preponderance.” Tackett v. Apfel, 180 F.3d
1094, 1098 (9th Cir. 1999) (quoting Matney v.
Sullivan, 981 F.2d 1016, 1018 (9th Cir. 1992)). The
court may overturn the decision to deny benefits only
“when the ALJ's findings are based on legal error
or are not supported by substantial evidence in the record as
a whole.” Aukland v. Massanari, 257 F.3d 1033,
1035 (9th Cir. 2001). This is so because the ALJ “and
not the reviewing court must resolve conflicts in the
evidence, and if the evidence can support either outcome, the
court may not substitute its judgment for that of the
ALJ.” Matney, 981 F.2d at 1019 (quoting
Richardson v. Perales, 402 U.S. 389, 400 (1971));
Batson v. Comm'r of Soc. Sec. Admin., 359 F.3d
1190, 1198 (9th Cir. 2004). The Commissioner's decision,
however, “cannot be affirmed simply by isolating a
specific quantum of supporting evidence.” Sousa v.
Callahan, 143 F.3d 1240, 1243 (9th Cir. 1998) (citing
Hammock v. Bowen, 879 F.2d 498, 501 (9th Cir.
1989)). Reviewing courts must consider the evidence that
supports as well as detracts from the Commissioner's
conclusion.

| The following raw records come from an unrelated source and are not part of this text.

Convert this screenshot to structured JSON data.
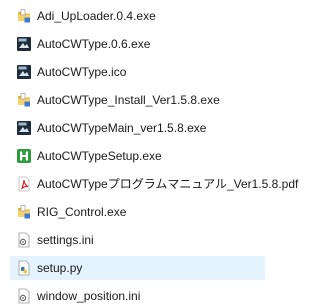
{
  "files": [
    {
      "name": "Adi_UpLoader.0.4.exe",
      "icon": "folder-app-icon"
    },
    {
      "name": "AutoCWType.0.6.exe",
      "icon": "acw-app-icon"
    },
    {
      "name": "AutoCWType.ico",
      "icon": "acw-app-icon"
    },
    {
      "name": "AutoCWType_Install_Ver1.5.8.exe",
      "icon": "folder-app-icon"
    },
    {
      "name": "AutoCWTypeMain_ver1.5.8.exe",
      "icon": "acw-app-icon"
    },
    {
      "name": "AutoCWTypeSetup.exe",
      "icon": "green-h-setup-icon"
    },
    {
      "name": "AutoCWTypeプログラムマニュアル_Ver1.5.8.pdf",
      "icon": "pdf-icon"
    },
    {
      "name": "RIG_Control.exe",
      "icon": "folder-app-icon"
    },
    {
      "name": "settings.ini",
      "icon": "ini-gear-icon"
    },
    {
      "name": "setup.py",
      "icon": "python-file-icon"
    },
    {
      "name": "window_position.ini",
      "icon": "ini-gear-icon"
    }
  ],
  "selected_file": "setup.py",
  "colors": {
    "selection_background": "#e5f3ff",
    "folder_yellow": "#f2c84b",
    "acw_icon_dark": "#1d2b3a",
    "setup_green": "#2e9b3f",
    "pdf_red": "#d2232a"
  }
}
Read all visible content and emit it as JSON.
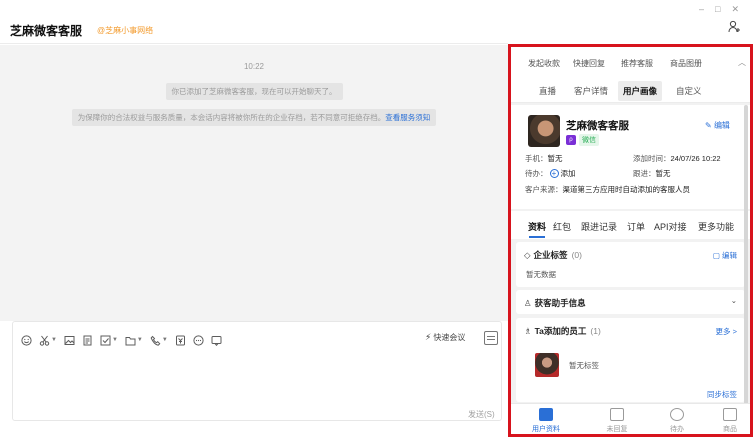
{
  "window": {
    "minimize": "–",
    "maximize": "□",
    "close": "✕"
  },
  "chat": {
    "title": "芝麻微客客服",
    "tag": "@芝麻小事网络",
    "time": "10:22",
    "system_msg_1": "你已添加了芝麻微客客服，现在可以开始聊天了。",
    "system_msg_2": "为保障你的合法权益与服务质量，本会话内容将被你所在的企业存档，若不同意可拒绝存档。",
    "system_msg_2_link": "查看服务须知",
    "quick_meeting": "快速会议",
    "send": "发送(S)"
  },
  "sidebar": {
    "tabs_row1": [
      "发起收款",
      "快捷回复",
      "推荐客服",
      "商品图册"
    ],
    "tabs_row2": [
      "直播",
      "客户详情",
      "用户画像",
      "自定义"
    ],
    "active_tab_row2": "用户画像",
    "profile": {
      "name": "芝麻微客客服",
      "badge": "微信",
      "edit": "编辑",
      "phone_label": "手机：",
      "phone_value": "暂无",
      "added_label": "添加时间：",
      "added_value": "24/07/26 10:22",
      "todo_label": "待办：",
      "todo_action": "添加",
      "follow_label": "跟进：",
      "follow_value": "暂无",
      "source_label": "客户来源：",
      "source_value": "渠道第三方应用时自动添加的客服人员"
    },
    "tabs_row3": [
      "资料",
      "红包",
      "跟进记录",
      "订单",
      "API对接",
      "更多功能"
    ],
    "active_tab_row3": "资料",
    "enterprise_tags": {
      "title": "企业标签",
      "count": "(0)",
      "action": "编辑",
      "empty": "暂无数据"
    },
    "acquisition": {
      "title": "获客助手信息"
    },
    "employees": {
      "title": "Ta添加的员工",
      "count": "(1)",
      "action": "更多 >",
      "tag": "暂无标签",
      "sync": "同步标签"
    },
    "bottom_nav": [
      "用户资料",
      "未回复",
      "待办",
      "商品"
    ],
    "active_nav": "用户资料"
  },
  "colors": {
    "accent": "#2a6fd6",
    "highlight_border": "#d7131d",
    "tag_orange": "#f39a2b",
    "wechat_green": "#2cae58"
  }
}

Day v. Weinberger, 522 F.2d 1154, 1156
(9th Cir. 1975).
argues the ALJ committed four errors: (1) she ignored
substantial evidence of Carroll's impairments and
limitations; (2) she improperly weighed his activities of
daily living; (3) she improperly imposed her own medical
opinions; and (4) she failed to develop the record.
Two, the ALJ determined that Carroll had two severe
impairments: degenerative disc disease and left shoulder
pain. (AR 18.) A finding of disability requires an
“inability to do any substantial gainful activity by
reason of any medically determinable physical or mental
impairment.” 20 C.F.R. § 404.1505. A physical or
mental impairment must last or be expected to last for 12 or
more months and must be “established by medical
evidence consisting of signs, symptoms, and laboratory
findings, not only by your statement of symptoms.” 20
C.F.R. §§ 404.1508, ...